Jennifer Weston, a professor at UMass Boston and a member of the Lakota Native American community, shared the story of the Standing Rock protest movement in a lecture on Wednesday.
Weston, who is a researcher, writer and producer focusing on issues concerning the Native American community, has worked for the past 20 years on various language restoration projects, which includes his time as the Director of the Wôpanâak Language Reclamation Project.
Weston came to speak on Wednesday as a part of the Native American and Indigenous Studies Colloquia Series to shed light on the history of the Standing Rock protest movement, how youth organized different Native American communities to help delay the Dakota Access Pipeline’s construction and how the protests unfolded on the ground and in the media.
Weston recounted that with the consent of the state government, the developers of the Dakota access pipeline chose to redirect it from North Dakota’s capital, Bismarck, through Standing Rock, N.D. This decision initiated protests from the Native American communities living on Standing Rock lands.
In response, these groups came together to organize and curtail the project. Weston recounted how the tribes and community at first tried to rely on past Native American treaty agreements with the Federal Government in lawsuits and other legal proceedings but were met with their efforts being ignored.
So, in response, youth members throughout the different Standing Rock communities sought to organize a larger protest movement rooted in tribal rituals, which included group prayer, the building of teepees and other native practices.
It was important that this protest movement was rooted in these traditions because the land of Standing Rock is particularly sacred to the different tribes that inhabit it and key to their survival. The land contains sacred burial grounds and worship sites.
Weston said that the youth oriented their protest tactics around tribal practices to emphasize the importance of Standing Rock as a piece of earth that they are connected to. One youth group ran together all the way from North Dakota to Washington, D.C. with their tribal eagle staff and worked to receive over 100,000 signatures against the pipeline’s creation.
West recounted that over the course of the protest over 10,000 people attended and that 800 arrests were made. She said that the Native American protesters received “an egregious misrepresentation” in the media for being violent and dangerous despite them sticking to their tribal practices.
Though the pipeline was halted by the Obama administration just days after his election, President Trump gave the go-ahead to the company in charge of creating the pipeline, Energy Transfer Partners.
“I firmly believe that I’ll live to see the day when this pipeline permit expires, and our community will participate in its removal from our community territory,” West said. “I think this is a temporary victory for the fossil fuels and the extraction industries in this country.

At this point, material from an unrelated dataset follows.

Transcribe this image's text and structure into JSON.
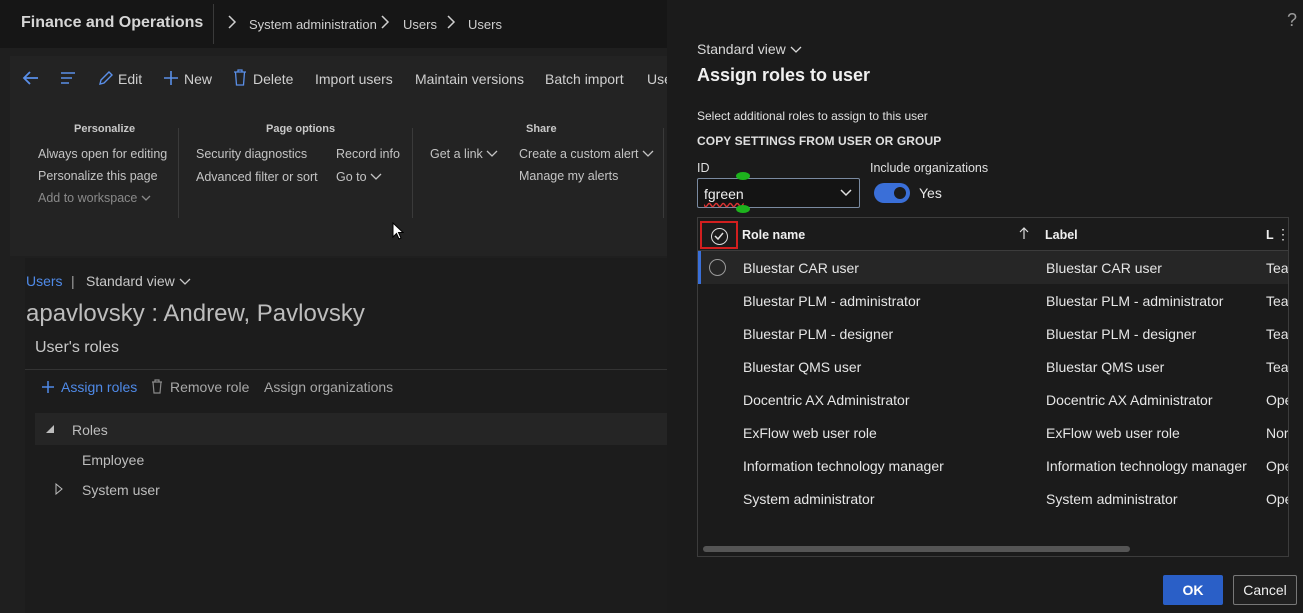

In our communities, we have to take the long view because we are educated and grounded in ceremonies that our families have been practicing for thousands of years, and the events that happened this century and in the previous one are very much temporary circumstances.”
The event was co-sponsored by the Office of the Dean of Arts and Sciences, Religious Studies Program, America Studies Program and the Department of Anthropology at Brandeis University.